With the departure of the former Archbishop of Melbourne, Dr George Pell, to Sydney, it remained for his successor in Melbourne to be appointed. Meanwhile, Bishop Denis Hart was named on 11 May as the interim Diocesan Administrator. At this stage it is not clear when the name of the new Archbishop of Melbourne will be announced.
This editorial is not strictly about Bishop Hart's appointment or about who succeeds to Melbourne, but about the general direction of the Catholic Church in Australia, signalled by Archbishop Pell's move to Sydney.
One gains the impression, with this latest episcopal appointment, that Rome has come to appreciate that only through particularly strong and orthodox bishops - given the challenges facing the Church - can the faith be strengthened and spread throughout Australia.

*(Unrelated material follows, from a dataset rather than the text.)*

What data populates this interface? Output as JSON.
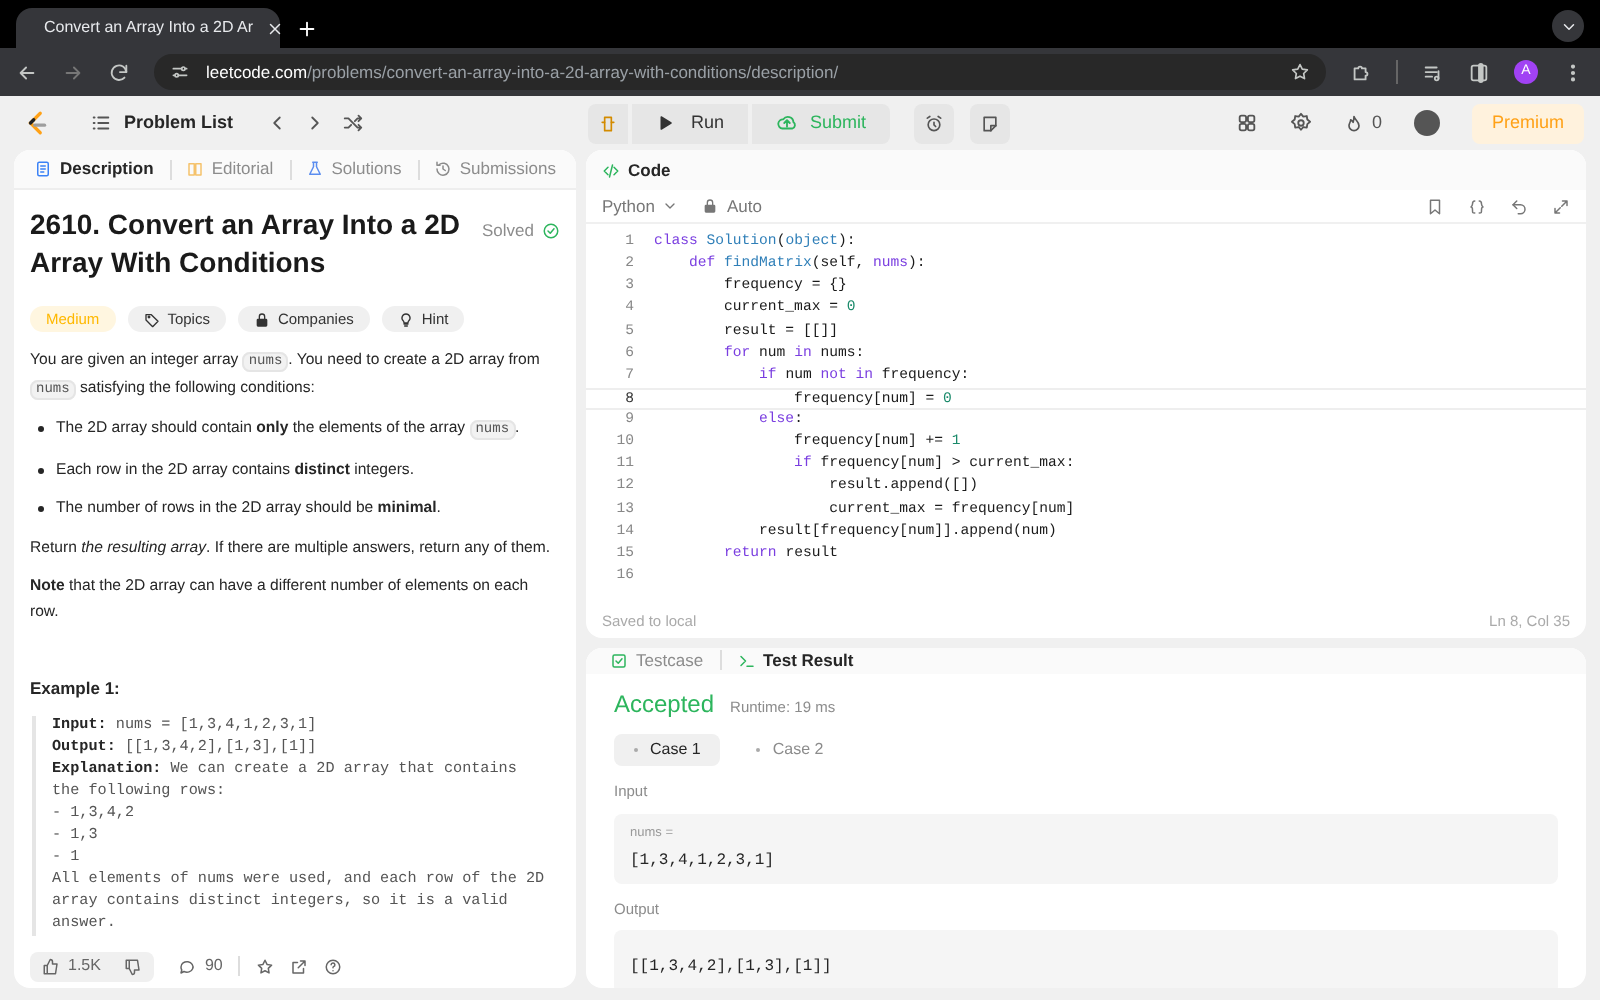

It is an encouraging trend that there are now many bishops in this category. And with an increasing number of episcopal vacancies opening up over the coming months, there is an opportunity for Rome to consolidate the position further in Australia.
When the Statement of Conclusions was first released, with its agenda of reforms, the Holy See had reason to hope the situation would begin to improve in a reasonable time. And when the Australian bishops endorsed the document at their conference in 1999, this hope would have been confirmed.
Since then, however, the less than enthusiastic approach to implementation of the Statement of Conclusions in some quarters suggested the Statement itself might be only Stage One.
Stage Two, which has seen a recent succession of strong and orthodox appointments, culminating in Archbishop Pell's move to Sydney, seems to have involved, where possible, filling vacancies with bishops who could be expected to be more pro-active regarding the Statement of Conclusions.
Michael Gilchrist: Editor (E-mail - email@example.com)